  • if your idea is fully formed. Are there aspects that still remain unclear to your readers?

If your idea doesn’t meet these standards, or simply falls flat, don’t hit publish. Just because it’s easy to put your work out in front of thousands, doesn’t mean that you should.

Here are a few suggestions to finding blog ideas that will generate business:

Read a lot. I’m the type of person who will be reading the back of the cereal box at breakfast if there’s nothing else around. You have five minutes of downtime? Fire up the Kindle app on your smart phone. Read that blog post that piqued your curiosity earlier. Read everything you can get your hands on both inside and outside your industry. The things that interest you outside your industry are part of who you are, and can make you a better writer. They also help you bring ideas to the table that can improve your business and your industry.

Tie your outside interests back to your industry. Do you have a favorite way to spend your time away from your business? A favorite team or show? It’s time to think about them in a new way. How do they relate back to the ideas you’re trying to convey on your blog? It’s time to tell your readers. For example, I’ve written posts on what being a Cubs fan has taught me about marketing, and what being a dad has taught me about business. Both posts have done well.

Think about all those questions. You must have had several conversations in the past with customers who have questions. If they have questions in real life, chances are, people are searching for answers online as well. This is a great way to turn your blog into a resource. Not everyone comes to the table with an expert skill set in your industry. They also don’t want to be advertised to, or sold to. They want information. Start answering questions.

Step away from the computer. When you stress out about something, sometimes you need to find a way to take the pressure off. Even if it’s unloading the dishwasher or taking the garbage out. An idea can strike when you relax your mind a little bit. Creativity of any type isn’t limited to the 9 to 5. Let it flow. Don’t forget to jot your idea down if it’ll be a little while before you’re back at it.

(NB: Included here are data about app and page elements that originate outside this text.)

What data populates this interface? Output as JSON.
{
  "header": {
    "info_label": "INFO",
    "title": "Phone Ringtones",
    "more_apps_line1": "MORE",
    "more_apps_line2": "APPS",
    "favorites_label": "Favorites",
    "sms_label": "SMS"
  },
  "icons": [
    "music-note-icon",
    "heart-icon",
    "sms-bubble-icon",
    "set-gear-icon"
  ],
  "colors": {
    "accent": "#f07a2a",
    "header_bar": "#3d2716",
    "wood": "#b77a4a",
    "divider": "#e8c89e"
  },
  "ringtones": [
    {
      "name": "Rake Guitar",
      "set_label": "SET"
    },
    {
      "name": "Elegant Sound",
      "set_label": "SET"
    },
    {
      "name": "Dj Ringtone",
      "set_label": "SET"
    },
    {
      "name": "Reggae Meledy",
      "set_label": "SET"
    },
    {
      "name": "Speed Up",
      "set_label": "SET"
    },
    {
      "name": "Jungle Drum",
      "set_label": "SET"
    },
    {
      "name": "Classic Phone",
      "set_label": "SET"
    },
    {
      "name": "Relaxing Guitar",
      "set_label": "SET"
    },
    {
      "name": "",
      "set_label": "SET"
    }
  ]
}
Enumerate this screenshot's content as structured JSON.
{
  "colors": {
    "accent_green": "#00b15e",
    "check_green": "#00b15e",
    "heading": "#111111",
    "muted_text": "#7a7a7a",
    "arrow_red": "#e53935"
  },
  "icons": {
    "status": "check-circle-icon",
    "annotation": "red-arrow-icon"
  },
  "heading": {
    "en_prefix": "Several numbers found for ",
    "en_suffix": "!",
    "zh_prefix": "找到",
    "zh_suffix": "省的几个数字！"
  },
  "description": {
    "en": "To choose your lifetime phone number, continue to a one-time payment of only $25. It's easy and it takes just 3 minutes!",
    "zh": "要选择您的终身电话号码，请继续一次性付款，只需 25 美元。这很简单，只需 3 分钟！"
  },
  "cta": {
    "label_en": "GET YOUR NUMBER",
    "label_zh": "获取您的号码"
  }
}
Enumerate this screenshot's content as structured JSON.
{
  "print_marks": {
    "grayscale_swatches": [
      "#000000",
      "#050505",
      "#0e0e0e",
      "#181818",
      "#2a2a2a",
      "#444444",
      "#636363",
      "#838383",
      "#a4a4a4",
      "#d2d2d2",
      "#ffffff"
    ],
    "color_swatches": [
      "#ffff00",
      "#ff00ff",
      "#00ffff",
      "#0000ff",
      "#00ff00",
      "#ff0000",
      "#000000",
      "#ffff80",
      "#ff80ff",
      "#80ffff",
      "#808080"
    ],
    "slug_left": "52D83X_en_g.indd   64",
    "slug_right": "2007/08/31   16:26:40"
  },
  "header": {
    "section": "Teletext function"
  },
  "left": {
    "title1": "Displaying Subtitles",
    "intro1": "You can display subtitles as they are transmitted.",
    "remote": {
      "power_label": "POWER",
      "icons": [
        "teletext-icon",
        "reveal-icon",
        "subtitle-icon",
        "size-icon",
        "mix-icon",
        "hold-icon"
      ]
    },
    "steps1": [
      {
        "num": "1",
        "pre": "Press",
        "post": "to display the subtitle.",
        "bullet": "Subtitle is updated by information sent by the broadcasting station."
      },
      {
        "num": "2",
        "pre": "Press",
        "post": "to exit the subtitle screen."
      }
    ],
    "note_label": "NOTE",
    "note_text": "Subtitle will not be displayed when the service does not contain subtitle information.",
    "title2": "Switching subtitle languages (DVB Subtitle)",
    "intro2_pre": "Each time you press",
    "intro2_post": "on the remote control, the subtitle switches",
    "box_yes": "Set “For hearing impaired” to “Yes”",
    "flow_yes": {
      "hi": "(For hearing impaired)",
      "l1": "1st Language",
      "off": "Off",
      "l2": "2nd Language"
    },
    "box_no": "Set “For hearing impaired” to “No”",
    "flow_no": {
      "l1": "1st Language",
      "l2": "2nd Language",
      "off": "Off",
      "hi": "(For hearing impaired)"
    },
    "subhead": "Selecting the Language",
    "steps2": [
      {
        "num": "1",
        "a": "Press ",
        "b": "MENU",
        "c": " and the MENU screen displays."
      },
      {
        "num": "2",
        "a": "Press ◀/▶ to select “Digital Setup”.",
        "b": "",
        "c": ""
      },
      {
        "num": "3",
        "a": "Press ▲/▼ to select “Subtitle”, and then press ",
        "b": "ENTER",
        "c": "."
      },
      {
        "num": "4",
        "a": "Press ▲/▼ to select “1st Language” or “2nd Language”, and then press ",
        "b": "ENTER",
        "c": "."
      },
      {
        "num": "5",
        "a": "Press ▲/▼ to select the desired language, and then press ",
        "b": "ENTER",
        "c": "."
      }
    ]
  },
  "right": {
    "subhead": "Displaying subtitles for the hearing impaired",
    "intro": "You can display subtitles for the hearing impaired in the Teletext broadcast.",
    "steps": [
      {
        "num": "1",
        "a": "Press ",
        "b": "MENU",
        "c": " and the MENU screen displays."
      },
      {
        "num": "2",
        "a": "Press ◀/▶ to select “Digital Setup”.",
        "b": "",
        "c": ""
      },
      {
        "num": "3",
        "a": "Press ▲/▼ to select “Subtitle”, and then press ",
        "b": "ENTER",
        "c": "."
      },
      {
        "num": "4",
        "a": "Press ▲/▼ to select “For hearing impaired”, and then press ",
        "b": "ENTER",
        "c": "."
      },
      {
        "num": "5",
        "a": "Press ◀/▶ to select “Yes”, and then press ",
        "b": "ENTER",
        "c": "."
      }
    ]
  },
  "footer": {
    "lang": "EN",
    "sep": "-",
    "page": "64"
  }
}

Free write. Create lists and things in your phone if you need to. Keep a journal. Sometimes when you’re writing about something unrelated, more inspiration will strike.

Expand on a list. There’s no shortage of “The Five Best Ways To Do Whatever” lists. Chances are they already exist in your industry. Resist the urge to simply rewrite them. Instead, add your own tips. What did the author glaringly leave out? Or can you expand on one single item from the list? These posts are usually a great springboard for ideas. Try not to restate the obvious, but instead be useful.

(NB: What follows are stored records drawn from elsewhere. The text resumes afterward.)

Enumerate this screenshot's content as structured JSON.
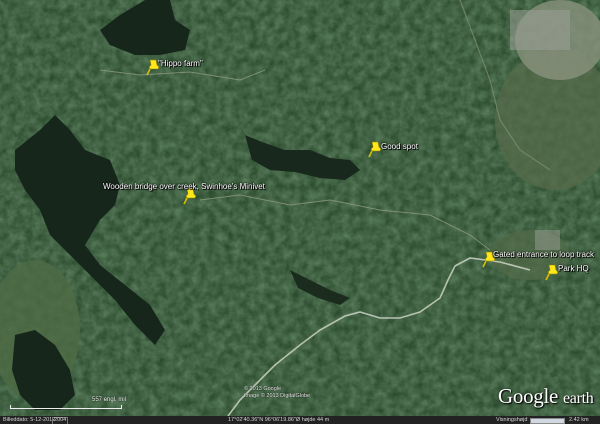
{
  "placemarks": [
    {
      "label": "\"Hippo farm\""
    },
    {
      "label": "Good spot"
    },
    {
      "label": "Wooden bridge over creek, Swinhoe's Minivet"
    },
    {
      "label": "Gated entrance to loop track"
    },
    {
      "label": "Park HQ"
    }
  ],
  "copyright": {
    "line1": "© 2013 Google",
    "line2": "Image © 2013 DigitalGlobe"
  },
  "scale": {
    "label": "557 engl. mil"
  },
  "logo": {
    "main": "Google",
    "suffix": "earth"
  },
  "status_bar": {
    "date": "Billeddato: 5-12-2012",
    "year": "2004",
    "coordinates": "17°02'40.36\"N  96°06'19.86\"Ø  højde  44 m",
    "streaming_label": "Visningshøjd",
    "streaming_percent": 100,
    "eye_alt": "2.42 km"
  },
  "colors": {
    "forest": "#2b4a2d",
    "lake": "#18271d",
    "road": "#b9c2b5",
    "pin": "#ffe71c"
  }
}
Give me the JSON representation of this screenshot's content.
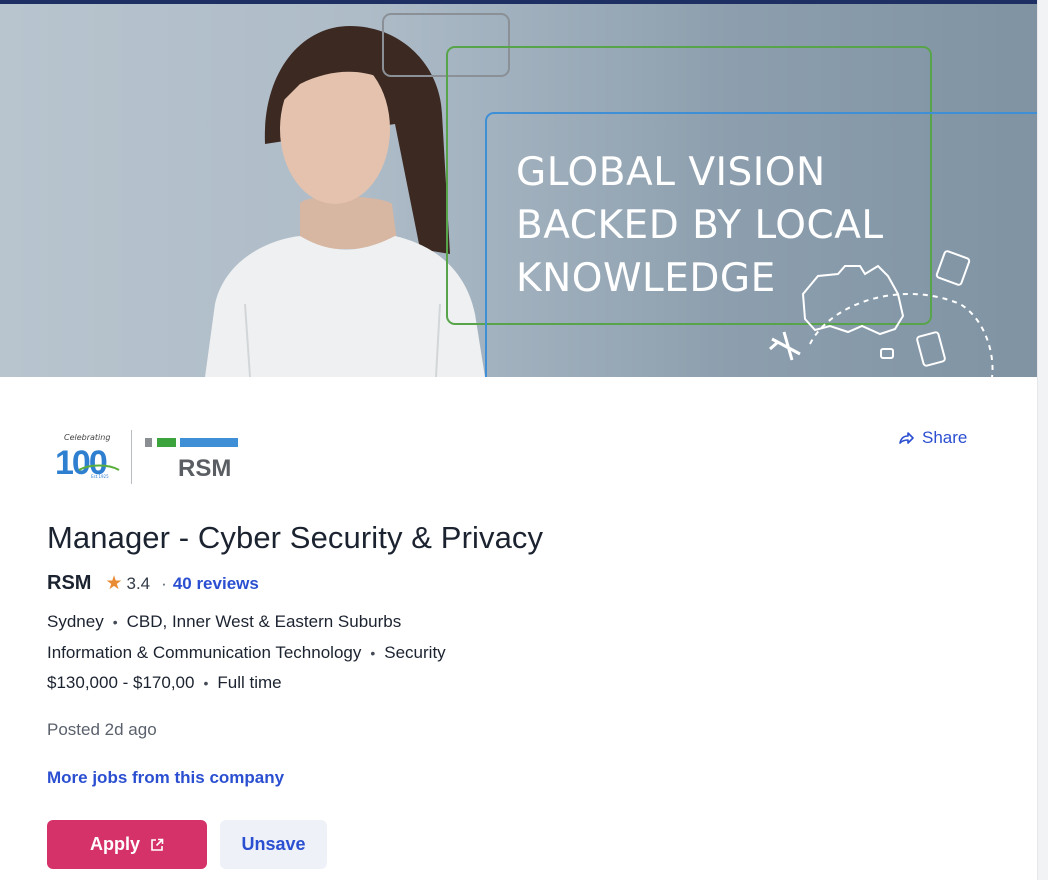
{
  "banner": {
    "lines": [
      "GLOBAL VISION",
      "BACKED BY LOCAL",
      "KNOWLEDGE"
    ]
  },
  "logo": {
    "celebrating": "Celebrating",
    "number": "100",
    "est": "Est.1925",
    "brand": "RSM"
  },
  "share": {
    "label": "Share"
  },
  "job": {
    "title": "Manager - Cyber Security & Privacy",
    "company": "RSM",
    "rating": "3.4",
    "reviews": "40 reviews",
    "location": "Sydney",
    "area": "CBD, Inner West & Eastern Suburbs",
    "classification": "Information & Communication Technology",
    "subclassification": "Security",
    "salary": "$130,000 - $170,00",
    "work_type": "Full time",
    "posted": "Posted 2d ago",
    "more_jobs": "More jobs from this company"
  },
  "actions": {
    "apply_label": "Apply",
    "unsave_label": "Unsave"
  },
  "colors": {
    "accent_link": "#2b4fd1",
    "apply": "#d6326a",
    "star": "#e88b32"
  }
}
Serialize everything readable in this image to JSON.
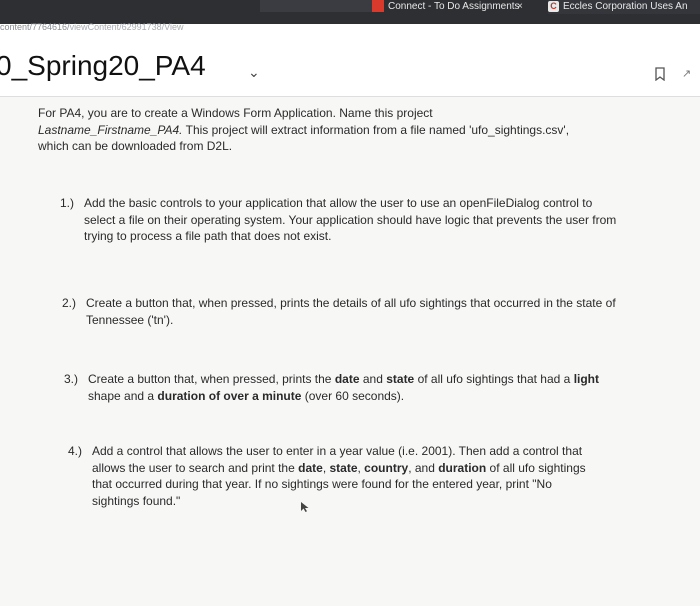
{
  "browser": {
    "tab_left": "",
    "tab_todo": "Connect - To Do Assignments",
    "tab_close": "×",
    "tab_eccles": "Eccles Corporation Uses An",
    "eccles_icon": "C",
    "url_prefix": "content/7764616/",
    "url_path": "viewContent/62991738/View"
  },
  "document": {
    "title": "0_Spring20_PA4",
    "intro_line1": "For PA4, you are to create a Windows Form Application.  Name this project",
    "intro_name": "Lastname_Firstname_PA4.",
    "intro_line2_rest": " This project will extract information from a file named 'ufo_sightings.csv',",
    "intro_line3": "which can be downloaded from D2L.",
    "items": [
      {
        "num": "1.)",
        "text": "Add the basic controls to your application that allow the user to use an openFileDialog control to select a file on their operating system.  Your application should have logic that prevents the user from trying to process a file path that does not exist."
      },
      {
        "num": "2.)",
        "text": "Create a button that, when pressed, prints the details of all ufo sightings that occurred in the state of Tennessee ('tn')."
      },
      {
        "num": "3.)",
        "text_a": "Create a button that, when pressed, prints the ",
        "b1": "date",
        "text_b": " and ",
        "b2": "state",
        "text_c": " of all ufo sightings that had a ",
        "b3": "light",
        "text_d": " shape and a ",
        "b4": "duration of over a minute",
        "text_e": " (over 60 seconds)."
      },
      {
        "num": "4.)",
        "text_a": "Add a control that allows the user to enter in a year value (i.e. 2001).  Then add a control that allows the user to search and print the ",
        "b1": "date",
        "text_b": ", ",
        "b2": "state",
        "text_c": ", ",
        "b3": "country",
        "text_d": ", and ",
        "b4": "duration",
        "text_e": " of all ufo sightings that occurred during that year.  If no sightings were found for the entered year, print \"No sightings found.\""
      }
    ]
  },
  "colors": {
    "chrome": "#2d2f33",
    "accent_red": "#d93a2b",
    "doc_bg": "#f7f7f6"
  }
}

Try mind mapping. It’s a great way to visually organize your thoughts around a single concept. You can create mind maps around certain issues or concepts to come up with applicable story ideas.

Read a book about headlines. Two of my favorites are Headline Hacks (free at HeadlineHacks.com) by Jon Morrow, and Headlines That Will Make You Rich by David Garfinkel. These books will seriously start you thinking about all the blogs you haven’t written, in a way that is designed generate interest.

Walk your beat. Journalists spend a lot of time getting to know the inner workings of what they cover, and how to relay that information back to their readers in an entertaining, informative manner. It’s crucial for business owners to do the same. What are the hot button issues in your industry? How do they impact your audience? Are there industry secrets that your audience may not be aware of, that can impact them? It’s time to take that technical industry-speak and translate it into something that will be useful to your readers.

What other ways have you come up with blog ideas? Please respond in the comment section below. 


As you find the blog ideas that will keep you writing through the new year, make sure that you are writing in your own voice. Make sure that your work is original, and not just spewing out what the other industry experts are saying. It’s OK to be selective in what you publish. The quality of your marketing and message serves as your online resume.

Make sure that your ideas resonate.

Matt Brennan is a Chicago-based marketing writer and copy editor